** Work instructions **
Among the entries below, count the lines that contain the word "checked". Respond with the count only.

[Items from an interface collection]
----

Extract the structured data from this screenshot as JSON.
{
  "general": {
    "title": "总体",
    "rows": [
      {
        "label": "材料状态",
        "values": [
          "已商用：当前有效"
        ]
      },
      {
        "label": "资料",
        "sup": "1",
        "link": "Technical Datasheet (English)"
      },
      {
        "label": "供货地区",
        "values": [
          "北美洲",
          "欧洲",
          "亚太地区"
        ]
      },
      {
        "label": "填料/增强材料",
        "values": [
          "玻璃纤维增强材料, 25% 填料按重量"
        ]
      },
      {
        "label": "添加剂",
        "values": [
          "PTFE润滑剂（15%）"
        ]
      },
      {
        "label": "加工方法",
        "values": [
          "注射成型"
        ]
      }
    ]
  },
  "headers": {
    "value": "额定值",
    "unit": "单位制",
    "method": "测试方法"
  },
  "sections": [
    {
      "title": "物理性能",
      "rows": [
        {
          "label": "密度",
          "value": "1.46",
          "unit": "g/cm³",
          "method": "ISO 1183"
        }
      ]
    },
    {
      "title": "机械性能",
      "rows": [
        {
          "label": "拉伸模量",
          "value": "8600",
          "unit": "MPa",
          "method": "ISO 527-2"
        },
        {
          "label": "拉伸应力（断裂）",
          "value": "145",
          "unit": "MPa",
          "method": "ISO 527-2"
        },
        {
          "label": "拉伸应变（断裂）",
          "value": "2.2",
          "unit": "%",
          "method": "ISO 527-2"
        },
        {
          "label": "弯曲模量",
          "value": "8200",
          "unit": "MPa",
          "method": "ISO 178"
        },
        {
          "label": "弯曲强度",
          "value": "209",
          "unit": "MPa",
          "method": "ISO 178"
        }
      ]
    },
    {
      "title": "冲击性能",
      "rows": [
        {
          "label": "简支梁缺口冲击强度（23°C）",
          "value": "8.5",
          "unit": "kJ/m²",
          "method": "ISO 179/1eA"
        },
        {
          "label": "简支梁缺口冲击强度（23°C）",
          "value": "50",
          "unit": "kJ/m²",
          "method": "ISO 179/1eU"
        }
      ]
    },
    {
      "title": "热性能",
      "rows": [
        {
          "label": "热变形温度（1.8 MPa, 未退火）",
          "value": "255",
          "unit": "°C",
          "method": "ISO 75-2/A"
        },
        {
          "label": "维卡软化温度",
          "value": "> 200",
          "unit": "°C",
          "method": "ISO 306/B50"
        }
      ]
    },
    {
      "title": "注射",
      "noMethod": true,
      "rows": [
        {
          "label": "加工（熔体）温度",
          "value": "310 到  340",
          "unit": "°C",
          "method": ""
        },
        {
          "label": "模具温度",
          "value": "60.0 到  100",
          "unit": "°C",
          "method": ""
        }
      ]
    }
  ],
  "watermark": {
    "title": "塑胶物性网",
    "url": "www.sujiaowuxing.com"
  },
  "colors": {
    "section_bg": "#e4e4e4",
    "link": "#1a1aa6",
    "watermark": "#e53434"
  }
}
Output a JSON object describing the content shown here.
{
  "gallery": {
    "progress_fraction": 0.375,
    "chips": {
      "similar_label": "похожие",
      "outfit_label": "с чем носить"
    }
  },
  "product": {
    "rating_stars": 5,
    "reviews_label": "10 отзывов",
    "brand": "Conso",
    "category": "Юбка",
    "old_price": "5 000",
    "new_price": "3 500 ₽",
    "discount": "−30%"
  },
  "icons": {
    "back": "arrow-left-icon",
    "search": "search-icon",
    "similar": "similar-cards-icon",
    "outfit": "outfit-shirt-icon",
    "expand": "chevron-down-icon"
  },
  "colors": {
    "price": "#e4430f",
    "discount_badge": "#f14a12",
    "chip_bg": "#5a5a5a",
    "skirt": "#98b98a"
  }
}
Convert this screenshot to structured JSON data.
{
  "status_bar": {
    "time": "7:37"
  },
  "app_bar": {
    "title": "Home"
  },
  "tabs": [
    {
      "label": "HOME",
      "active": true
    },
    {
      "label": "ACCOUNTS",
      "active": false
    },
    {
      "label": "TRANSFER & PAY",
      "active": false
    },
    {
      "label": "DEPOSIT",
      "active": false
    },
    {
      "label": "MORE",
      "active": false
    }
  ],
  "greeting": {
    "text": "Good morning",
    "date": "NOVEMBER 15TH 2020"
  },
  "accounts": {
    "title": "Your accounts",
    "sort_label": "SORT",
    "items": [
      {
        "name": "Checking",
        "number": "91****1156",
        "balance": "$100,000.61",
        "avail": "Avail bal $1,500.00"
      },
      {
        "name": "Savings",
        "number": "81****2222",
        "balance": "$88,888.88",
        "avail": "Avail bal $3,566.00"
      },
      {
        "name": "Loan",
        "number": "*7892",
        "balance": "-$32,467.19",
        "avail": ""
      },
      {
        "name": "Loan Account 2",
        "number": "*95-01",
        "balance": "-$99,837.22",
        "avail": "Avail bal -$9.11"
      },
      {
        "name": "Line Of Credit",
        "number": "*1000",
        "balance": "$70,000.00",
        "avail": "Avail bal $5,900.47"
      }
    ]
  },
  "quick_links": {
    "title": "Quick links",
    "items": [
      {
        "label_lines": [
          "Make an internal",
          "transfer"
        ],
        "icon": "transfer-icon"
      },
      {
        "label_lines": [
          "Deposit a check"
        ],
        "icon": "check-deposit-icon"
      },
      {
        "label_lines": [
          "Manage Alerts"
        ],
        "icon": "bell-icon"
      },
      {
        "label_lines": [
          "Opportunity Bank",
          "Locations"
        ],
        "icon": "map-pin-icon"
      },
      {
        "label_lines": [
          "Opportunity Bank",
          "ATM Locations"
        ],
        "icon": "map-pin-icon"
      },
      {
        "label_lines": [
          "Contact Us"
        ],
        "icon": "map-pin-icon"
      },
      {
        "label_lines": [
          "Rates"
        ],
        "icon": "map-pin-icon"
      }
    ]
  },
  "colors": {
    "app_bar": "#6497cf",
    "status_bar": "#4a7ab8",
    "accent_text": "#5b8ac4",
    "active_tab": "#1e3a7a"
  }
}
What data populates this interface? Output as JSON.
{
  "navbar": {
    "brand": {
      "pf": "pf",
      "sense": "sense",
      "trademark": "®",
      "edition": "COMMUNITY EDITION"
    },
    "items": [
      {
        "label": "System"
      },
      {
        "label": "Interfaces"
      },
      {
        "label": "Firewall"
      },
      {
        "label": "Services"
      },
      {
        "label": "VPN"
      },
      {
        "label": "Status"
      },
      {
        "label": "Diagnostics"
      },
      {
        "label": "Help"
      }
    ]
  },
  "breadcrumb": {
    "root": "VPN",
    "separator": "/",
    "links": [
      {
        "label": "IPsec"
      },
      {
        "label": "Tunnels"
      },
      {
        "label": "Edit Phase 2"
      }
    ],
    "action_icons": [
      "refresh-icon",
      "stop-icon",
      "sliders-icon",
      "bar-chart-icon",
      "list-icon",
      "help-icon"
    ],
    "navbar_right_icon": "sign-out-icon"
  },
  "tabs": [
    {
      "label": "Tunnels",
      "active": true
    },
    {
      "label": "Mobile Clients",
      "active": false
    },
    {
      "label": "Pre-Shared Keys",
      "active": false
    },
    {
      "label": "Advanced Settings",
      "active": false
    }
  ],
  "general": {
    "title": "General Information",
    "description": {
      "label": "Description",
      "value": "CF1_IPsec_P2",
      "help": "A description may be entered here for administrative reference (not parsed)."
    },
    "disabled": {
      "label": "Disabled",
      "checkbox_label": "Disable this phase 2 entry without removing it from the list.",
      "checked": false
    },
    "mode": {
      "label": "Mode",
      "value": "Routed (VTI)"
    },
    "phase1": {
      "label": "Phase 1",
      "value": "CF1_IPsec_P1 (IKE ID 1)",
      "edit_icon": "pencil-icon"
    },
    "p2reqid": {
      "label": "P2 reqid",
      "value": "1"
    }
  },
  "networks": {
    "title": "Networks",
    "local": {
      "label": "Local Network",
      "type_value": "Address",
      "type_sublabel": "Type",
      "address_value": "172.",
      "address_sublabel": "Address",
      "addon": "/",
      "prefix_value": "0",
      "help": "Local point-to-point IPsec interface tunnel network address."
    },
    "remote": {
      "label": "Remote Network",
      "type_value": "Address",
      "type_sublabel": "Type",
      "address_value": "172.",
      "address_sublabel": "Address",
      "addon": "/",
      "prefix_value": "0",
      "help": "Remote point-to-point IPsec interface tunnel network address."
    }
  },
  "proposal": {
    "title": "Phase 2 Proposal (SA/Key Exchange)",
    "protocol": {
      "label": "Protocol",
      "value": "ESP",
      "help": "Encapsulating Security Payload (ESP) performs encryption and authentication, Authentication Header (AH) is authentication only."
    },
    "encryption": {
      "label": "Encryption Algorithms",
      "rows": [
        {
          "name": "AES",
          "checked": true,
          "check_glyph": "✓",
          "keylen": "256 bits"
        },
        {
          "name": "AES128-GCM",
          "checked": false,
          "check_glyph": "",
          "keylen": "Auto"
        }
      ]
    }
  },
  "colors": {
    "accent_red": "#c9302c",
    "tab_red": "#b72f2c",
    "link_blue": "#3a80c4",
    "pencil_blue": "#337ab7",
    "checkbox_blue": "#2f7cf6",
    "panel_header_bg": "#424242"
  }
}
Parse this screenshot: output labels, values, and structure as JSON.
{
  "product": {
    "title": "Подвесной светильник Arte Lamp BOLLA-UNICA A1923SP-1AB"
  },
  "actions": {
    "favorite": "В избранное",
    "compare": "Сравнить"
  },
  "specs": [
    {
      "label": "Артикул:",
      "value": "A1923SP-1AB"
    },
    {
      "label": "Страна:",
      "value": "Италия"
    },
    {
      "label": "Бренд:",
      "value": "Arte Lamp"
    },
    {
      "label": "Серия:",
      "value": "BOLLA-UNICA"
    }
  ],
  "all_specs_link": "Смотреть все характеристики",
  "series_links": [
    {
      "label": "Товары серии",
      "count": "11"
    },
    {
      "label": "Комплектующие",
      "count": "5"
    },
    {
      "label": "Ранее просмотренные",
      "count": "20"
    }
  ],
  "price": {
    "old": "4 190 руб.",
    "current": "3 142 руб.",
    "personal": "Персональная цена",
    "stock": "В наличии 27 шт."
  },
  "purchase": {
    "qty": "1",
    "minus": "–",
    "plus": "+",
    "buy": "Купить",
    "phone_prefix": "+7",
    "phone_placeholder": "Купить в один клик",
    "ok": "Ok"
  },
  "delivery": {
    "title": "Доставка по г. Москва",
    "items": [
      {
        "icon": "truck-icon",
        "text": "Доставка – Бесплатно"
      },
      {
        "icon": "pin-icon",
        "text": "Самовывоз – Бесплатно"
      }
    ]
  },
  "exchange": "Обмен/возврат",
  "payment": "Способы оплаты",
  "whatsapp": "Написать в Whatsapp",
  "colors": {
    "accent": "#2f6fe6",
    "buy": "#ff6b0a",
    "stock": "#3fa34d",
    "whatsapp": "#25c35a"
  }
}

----

** Exercise answer **
3